PROBLEM TO SOLVE
Scan the entries below and count the lines holding the string "wifi". Supply only the number.

App and web page records
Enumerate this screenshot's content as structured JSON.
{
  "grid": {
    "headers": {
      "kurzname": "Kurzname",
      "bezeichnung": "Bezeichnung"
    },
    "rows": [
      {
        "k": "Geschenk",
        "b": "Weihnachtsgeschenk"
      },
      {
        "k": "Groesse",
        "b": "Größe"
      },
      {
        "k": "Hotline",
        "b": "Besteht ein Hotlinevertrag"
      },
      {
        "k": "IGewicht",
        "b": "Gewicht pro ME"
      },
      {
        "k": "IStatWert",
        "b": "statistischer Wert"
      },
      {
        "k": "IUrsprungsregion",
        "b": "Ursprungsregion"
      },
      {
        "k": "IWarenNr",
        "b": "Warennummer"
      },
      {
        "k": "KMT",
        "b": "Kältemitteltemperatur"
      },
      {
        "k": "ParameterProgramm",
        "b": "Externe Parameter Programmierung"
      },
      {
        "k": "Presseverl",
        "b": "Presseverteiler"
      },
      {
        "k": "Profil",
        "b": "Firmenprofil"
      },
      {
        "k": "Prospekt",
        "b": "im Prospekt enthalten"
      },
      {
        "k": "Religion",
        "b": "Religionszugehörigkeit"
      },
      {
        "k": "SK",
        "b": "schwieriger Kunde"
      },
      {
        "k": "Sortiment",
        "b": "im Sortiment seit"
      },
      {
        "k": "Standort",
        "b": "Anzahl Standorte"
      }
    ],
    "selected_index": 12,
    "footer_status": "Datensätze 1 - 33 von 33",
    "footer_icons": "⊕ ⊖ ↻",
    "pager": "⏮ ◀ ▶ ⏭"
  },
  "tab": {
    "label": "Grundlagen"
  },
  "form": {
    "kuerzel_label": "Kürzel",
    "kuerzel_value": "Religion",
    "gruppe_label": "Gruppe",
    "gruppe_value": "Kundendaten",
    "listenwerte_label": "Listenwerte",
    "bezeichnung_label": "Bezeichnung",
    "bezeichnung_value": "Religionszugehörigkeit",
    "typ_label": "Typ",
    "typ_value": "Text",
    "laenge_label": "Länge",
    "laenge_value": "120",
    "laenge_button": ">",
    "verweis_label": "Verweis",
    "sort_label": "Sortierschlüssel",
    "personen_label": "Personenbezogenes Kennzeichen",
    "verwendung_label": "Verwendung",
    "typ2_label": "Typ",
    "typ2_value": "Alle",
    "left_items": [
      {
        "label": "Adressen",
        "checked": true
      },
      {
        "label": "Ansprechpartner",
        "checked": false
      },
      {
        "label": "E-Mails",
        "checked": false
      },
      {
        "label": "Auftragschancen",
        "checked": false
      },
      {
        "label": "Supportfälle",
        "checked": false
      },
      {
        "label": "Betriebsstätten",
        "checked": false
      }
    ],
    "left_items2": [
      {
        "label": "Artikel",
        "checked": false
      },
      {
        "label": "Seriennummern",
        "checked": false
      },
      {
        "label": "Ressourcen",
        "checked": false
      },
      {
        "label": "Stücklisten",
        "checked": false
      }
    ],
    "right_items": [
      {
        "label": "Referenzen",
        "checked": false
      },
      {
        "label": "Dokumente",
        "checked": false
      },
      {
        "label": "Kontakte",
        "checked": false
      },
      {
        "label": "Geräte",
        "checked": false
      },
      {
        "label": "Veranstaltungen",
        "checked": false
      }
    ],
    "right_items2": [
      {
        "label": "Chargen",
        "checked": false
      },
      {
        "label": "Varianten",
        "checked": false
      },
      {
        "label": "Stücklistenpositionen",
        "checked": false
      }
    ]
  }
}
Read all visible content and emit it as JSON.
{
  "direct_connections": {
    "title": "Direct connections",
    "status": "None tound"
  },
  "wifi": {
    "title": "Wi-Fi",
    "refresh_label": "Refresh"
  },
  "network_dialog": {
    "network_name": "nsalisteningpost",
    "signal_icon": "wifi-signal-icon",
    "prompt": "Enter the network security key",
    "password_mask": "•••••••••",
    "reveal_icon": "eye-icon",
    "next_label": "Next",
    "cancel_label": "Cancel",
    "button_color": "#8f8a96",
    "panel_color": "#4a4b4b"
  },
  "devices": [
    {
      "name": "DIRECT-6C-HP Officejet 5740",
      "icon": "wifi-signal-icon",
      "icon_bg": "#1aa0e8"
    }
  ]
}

EXERCISE SOLUTION
3